[Excerpts from an interface dataset]
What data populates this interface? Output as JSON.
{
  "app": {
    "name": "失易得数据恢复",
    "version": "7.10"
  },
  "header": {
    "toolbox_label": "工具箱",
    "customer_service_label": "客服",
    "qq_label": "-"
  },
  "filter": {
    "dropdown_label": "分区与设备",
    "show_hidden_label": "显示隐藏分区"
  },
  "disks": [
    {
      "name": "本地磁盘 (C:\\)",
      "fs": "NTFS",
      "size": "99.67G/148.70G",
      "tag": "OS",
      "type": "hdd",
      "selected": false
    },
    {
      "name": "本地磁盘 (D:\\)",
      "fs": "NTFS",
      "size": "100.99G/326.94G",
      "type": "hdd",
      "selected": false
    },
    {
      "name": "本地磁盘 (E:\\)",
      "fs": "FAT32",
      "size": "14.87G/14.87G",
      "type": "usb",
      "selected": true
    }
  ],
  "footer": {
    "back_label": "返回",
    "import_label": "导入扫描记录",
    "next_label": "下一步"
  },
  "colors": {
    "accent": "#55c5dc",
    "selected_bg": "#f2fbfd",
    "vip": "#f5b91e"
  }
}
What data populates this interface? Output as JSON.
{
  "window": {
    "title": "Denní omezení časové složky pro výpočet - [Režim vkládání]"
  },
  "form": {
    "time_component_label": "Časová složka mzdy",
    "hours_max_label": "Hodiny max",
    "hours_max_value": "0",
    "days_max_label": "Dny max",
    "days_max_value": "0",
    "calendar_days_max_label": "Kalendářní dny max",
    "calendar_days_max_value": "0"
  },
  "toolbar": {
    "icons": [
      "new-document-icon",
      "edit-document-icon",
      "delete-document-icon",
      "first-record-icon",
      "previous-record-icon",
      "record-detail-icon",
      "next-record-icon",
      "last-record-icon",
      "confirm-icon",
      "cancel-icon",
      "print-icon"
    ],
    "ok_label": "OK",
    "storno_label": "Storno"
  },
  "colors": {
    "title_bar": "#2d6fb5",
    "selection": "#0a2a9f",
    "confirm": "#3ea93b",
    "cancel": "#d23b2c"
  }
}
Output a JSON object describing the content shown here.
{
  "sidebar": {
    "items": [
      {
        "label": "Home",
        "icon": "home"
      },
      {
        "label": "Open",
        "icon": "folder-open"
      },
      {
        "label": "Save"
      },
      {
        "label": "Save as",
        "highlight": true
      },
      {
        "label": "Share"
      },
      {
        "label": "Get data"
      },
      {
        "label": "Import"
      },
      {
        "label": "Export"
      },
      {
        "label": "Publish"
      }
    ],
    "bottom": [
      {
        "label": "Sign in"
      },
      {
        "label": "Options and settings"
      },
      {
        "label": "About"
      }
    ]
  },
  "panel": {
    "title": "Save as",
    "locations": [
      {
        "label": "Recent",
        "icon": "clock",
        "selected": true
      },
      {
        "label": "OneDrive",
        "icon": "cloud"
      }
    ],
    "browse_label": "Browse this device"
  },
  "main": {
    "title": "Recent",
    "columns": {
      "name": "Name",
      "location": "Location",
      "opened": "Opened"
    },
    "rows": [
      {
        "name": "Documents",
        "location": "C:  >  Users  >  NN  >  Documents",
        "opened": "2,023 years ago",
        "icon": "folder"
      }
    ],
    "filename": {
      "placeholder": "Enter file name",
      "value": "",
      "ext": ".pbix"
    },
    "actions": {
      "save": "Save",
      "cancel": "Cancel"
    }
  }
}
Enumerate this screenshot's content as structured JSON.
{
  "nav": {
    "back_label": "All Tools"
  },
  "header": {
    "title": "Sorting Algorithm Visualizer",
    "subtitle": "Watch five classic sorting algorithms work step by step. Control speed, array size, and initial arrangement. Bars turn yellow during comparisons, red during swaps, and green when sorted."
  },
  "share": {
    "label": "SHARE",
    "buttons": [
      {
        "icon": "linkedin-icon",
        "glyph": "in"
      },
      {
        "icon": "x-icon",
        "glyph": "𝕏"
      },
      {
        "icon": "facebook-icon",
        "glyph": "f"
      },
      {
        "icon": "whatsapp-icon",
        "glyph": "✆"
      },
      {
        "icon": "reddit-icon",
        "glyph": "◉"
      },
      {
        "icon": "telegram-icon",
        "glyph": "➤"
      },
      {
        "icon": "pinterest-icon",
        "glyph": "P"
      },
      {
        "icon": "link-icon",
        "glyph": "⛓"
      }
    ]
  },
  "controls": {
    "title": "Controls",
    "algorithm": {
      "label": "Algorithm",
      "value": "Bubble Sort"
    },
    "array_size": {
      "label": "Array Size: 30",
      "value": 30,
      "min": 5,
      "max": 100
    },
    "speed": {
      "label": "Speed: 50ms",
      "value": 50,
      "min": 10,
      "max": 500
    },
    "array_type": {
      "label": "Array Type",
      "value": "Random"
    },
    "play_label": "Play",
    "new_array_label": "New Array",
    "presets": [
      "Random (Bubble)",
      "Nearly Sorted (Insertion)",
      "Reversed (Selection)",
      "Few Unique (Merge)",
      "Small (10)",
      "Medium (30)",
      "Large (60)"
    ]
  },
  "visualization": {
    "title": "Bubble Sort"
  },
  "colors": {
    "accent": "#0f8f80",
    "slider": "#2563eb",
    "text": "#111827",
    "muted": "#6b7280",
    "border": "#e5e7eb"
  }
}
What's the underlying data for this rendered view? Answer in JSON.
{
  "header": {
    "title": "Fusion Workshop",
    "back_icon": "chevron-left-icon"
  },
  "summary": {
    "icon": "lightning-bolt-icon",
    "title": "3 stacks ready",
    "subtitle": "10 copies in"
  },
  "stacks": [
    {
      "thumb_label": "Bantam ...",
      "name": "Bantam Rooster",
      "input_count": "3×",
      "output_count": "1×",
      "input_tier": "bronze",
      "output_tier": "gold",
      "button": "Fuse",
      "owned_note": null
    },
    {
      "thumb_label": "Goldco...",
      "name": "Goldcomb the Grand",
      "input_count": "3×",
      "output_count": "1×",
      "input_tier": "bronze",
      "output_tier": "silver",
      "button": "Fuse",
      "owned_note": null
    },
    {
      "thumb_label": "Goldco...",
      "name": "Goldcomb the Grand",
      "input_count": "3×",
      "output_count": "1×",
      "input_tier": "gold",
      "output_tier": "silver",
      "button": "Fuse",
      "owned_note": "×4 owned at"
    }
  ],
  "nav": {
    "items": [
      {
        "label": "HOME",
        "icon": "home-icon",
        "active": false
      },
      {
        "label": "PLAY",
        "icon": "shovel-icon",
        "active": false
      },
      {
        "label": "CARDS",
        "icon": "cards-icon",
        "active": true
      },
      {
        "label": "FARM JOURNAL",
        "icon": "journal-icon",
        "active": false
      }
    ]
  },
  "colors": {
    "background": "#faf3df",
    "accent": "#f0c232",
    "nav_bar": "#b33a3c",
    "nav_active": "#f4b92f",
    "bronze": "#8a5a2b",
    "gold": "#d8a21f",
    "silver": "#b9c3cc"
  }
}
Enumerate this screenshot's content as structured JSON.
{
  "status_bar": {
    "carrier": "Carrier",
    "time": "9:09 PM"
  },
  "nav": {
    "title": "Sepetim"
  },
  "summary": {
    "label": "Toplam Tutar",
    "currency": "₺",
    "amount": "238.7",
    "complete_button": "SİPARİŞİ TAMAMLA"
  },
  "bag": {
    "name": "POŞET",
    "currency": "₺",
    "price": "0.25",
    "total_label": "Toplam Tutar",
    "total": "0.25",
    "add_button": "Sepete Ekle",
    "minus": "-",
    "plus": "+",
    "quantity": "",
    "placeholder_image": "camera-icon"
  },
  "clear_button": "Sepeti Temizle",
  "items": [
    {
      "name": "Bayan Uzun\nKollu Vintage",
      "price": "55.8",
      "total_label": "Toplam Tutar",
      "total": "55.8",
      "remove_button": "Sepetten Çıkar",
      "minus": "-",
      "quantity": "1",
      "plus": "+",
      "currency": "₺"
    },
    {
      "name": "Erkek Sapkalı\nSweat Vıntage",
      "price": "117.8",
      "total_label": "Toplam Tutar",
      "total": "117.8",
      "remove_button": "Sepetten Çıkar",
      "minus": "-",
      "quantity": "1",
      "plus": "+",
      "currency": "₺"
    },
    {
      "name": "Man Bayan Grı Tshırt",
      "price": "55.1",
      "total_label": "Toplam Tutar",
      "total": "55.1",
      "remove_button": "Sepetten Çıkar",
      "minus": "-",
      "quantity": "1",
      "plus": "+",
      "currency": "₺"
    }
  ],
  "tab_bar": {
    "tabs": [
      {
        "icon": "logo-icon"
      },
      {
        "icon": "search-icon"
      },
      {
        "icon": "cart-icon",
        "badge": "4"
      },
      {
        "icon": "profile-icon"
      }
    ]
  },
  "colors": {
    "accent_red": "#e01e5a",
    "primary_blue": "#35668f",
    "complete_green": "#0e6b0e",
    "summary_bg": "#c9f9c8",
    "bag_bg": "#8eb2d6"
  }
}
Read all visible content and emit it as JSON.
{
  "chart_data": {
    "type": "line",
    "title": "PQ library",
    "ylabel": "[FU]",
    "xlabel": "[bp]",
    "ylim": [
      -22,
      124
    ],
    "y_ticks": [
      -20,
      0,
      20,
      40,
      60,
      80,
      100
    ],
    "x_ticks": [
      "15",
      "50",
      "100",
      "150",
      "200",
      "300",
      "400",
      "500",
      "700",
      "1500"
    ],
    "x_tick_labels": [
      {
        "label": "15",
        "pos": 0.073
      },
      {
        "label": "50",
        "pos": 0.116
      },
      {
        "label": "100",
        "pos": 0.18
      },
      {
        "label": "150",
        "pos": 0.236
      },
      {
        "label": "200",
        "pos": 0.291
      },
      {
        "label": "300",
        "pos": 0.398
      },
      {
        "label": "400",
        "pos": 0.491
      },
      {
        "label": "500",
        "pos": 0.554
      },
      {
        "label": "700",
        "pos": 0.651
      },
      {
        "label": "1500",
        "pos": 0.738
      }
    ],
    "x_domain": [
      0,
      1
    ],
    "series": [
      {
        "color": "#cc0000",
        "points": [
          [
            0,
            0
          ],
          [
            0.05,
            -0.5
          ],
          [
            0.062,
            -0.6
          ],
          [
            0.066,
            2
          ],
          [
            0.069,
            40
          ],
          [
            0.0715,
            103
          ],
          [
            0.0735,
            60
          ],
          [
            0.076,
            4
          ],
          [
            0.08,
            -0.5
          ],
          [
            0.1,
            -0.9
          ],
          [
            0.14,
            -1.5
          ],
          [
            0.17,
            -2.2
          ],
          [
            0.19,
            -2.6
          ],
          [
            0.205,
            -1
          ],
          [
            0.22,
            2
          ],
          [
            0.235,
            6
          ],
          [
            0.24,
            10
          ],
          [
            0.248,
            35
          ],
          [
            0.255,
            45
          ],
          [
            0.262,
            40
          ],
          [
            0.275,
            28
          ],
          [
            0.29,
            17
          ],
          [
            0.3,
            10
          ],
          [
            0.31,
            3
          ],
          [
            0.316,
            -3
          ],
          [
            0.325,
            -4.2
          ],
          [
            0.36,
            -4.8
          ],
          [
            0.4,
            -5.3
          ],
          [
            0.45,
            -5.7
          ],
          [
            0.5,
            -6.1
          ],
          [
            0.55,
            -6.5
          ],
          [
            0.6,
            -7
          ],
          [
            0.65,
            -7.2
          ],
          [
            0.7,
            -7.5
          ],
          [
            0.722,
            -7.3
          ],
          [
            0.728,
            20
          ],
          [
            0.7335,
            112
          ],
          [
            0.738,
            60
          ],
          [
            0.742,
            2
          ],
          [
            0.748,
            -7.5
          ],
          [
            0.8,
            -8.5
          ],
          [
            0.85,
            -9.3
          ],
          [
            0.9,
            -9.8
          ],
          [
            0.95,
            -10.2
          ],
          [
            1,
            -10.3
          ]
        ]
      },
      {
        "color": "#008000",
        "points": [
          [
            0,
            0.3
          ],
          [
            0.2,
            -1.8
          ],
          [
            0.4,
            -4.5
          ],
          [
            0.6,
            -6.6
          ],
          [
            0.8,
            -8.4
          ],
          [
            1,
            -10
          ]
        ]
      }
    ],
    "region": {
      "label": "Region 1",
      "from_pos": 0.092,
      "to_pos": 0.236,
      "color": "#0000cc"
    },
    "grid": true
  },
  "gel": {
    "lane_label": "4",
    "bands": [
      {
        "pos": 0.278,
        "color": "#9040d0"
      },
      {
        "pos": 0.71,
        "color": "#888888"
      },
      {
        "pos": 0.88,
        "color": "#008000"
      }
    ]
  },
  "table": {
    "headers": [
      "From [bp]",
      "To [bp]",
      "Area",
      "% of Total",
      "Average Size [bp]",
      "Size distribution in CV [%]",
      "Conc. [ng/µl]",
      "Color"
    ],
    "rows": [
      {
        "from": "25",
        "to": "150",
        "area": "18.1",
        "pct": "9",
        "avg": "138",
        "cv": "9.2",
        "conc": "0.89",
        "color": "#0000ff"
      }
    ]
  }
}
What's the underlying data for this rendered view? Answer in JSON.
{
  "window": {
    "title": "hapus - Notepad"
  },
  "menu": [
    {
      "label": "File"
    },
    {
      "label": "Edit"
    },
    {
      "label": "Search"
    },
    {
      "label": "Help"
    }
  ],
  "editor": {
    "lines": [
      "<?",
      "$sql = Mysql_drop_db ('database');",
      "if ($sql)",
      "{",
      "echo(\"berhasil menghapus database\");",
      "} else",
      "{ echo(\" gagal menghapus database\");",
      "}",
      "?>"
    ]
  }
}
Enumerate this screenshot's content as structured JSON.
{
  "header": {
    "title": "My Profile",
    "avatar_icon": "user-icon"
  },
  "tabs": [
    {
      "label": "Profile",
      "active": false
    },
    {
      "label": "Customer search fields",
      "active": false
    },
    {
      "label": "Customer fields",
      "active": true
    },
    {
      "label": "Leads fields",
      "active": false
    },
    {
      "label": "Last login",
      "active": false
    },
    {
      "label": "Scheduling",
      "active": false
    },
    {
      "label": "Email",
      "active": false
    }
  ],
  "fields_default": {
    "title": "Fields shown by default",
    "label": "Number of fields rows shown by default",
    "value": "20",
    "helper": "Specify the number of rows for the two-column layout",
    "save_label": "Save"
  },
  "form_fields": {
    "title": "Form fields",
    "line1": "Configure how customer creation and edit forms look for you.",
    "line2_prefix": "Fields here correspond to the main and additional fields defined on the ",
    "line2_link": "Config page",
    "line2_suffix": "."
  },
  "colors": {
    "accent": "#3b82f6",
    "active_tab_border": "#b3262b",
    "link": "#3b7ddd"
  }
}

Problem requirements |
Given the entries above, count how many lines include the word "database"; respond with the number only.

Response to this exercise |
3